LTFRB chairman Martin Delgra clarified during a Senate hearing that the deadline for consolidation will not mean that public utility vehicles (PUVs) not part of a specified group per route will be phased out.

"[The] 'Yung consolidation as a deadline is set on March 31 but it does not mean [those who failed to consolidate won't be allowed to operate] na titigil 'yung mga hindi nag-consolidate. [We have] Meron po kaming MC-066, we have said na if you have not consolidated at the end of the period we have stated there...you can continue to ply but you are still given one year to consolidate," Delgra told the Senate Public Services and Finance Committees.

The regulator said forming transport cooperatives will makes it easier for operators to borrow money from banks to upgrade and expand their fleet. It also allows fixed salaries and benefits for drivers, doing away with the cutthroat "boundary" system.

READ: Is it possible for drivers to pay ‘boundary’ while observing social distancing?

A total of 2,589 PUV units have complied with the modernization program as of end-2020, nearly double the previous year's tally, the LTFRB said.
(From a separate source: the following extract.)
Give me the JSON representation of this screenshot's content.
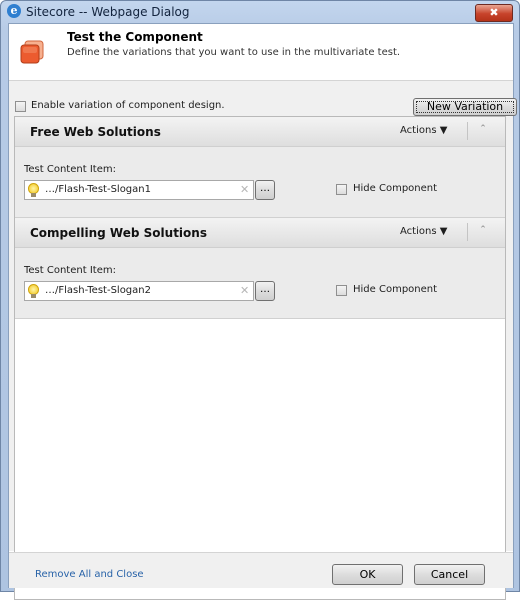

This covers jeepneys, UV Express units, minibuses and buses.

Senator Grace Poe said under the Bayanihan to Recover as One Act, no PUV can be phased out while the pandemic is ongoing—a safety net inserted by lawmakers last year to protect an estimated 100,000 public utility drivers nationwide.

Meanwhile, the Move as One Coalition urged the Department of Transportation to raise the equity subsidy for the purchase of modern jeepneys to ₱500,000 from the current ₱160,000 per unit to reduce the debt shouldered by drivers and operators.

Modern jeepneys cost at least ₱1 million to as much as ₱3 million. Danilo Yumul of the Confederation of Drivers and Operators in Central Luzon said it's impossible for drivers to afford this as it would mean paying ₱40,000 a month to the bank. However, Pasang Masda chair Robert Martin said their current fleet only requires an amortization of up to ₱29,000.

Also during the hearing, Senators scolded transport officials for the slow rollout of new public transport routes in towns and provinces, which is another component of the PUV Modernization Program.

Delgra said only 611 out of the 1,575 local government units have submitted local public transport route plans (LPTRP) to the agency, leaving more than half of areas in the country without identified routes for jeepneys, buses, and UV Express units.

"If the DOTr does not conduct a rationalization study and just rely on the LGUs...and the LGU does not prepare its LPTRP, the applicant may be held hostage by the inaction or delay," Senator Joel Villanueva said, pointing out that the transport plans are delayed by four years already.

The agency has overhauled transport routes in Metro Manila as public commuting was allowed again after months of lockdown last year. The new rules restrict certain roads to just one mode of transport––for example, jeepneys are no longer allowed to ply EDSA except when traversing from one side road to the other.

RELATED: Transport group fears gov't using COVID-19 crisis to replace traditional jeepneys